Truth be told, the underwriters had a good point. I really haven’t had any good ideas about how to dispose of the trailer. Given the lovely recitation from above, we had considered calling the Lecompton volunteer fire department and offering to let them use it for firefighting exercises, on the condition that they first let it burn to the ground.

In the meantime, every person who asked, “so, whatcha’ gonna’ do with that trailer?” received the same glib response, “Free to a good home. Whoever drags it off first, has to keep it.”

We arrived home yesterday to discover that someone had taken us up on the offer, or at least made a good start on it.
I seriously have no idea who is responsible for this. I have searched deep within myself for something – a sense of loss, of outrage, or of deep questioning. I am surprised, as a major control freak, however, all I find is a sense of wonder and relief.

Yes Virginia, MisFit Farm believes in Santa Clause.

Tuesday, December 02, 2008

A Glorious Thanksgiving

So, with the erection of a house nearing completion just in time for our family Thanksgiving gathering, what could possibly add more excitement into life at MisFit Farm? How about the addition of a new foster baby to the mix?

Enter the sweet Princess MiMi/NeNe/Leia.

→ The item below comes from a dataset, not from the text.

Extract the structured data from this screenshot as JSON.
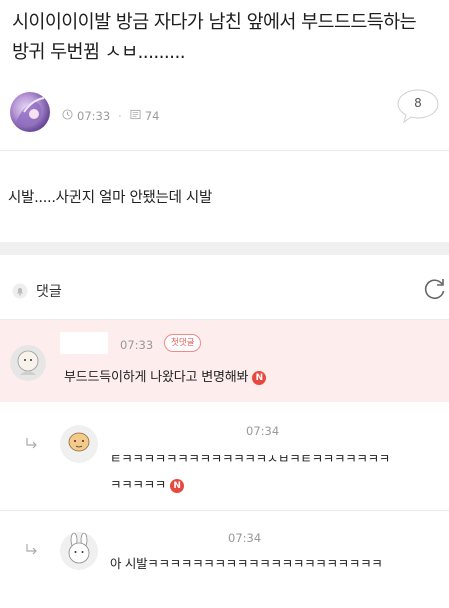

Although we can count among our blessings that the house did not catch fire from cooking with the stove-incorrectly-plumbed-for-natural-not-propane-gas, that my mother baked the pumpkin pies long enough to prevent mass food-poisoning, that the leaky septic pipe was spliced back together before the convergence of a dozen festive family members, or that no one was harmed by the tipping dishwasher, the blessing of the love of these creatures eclipses all others.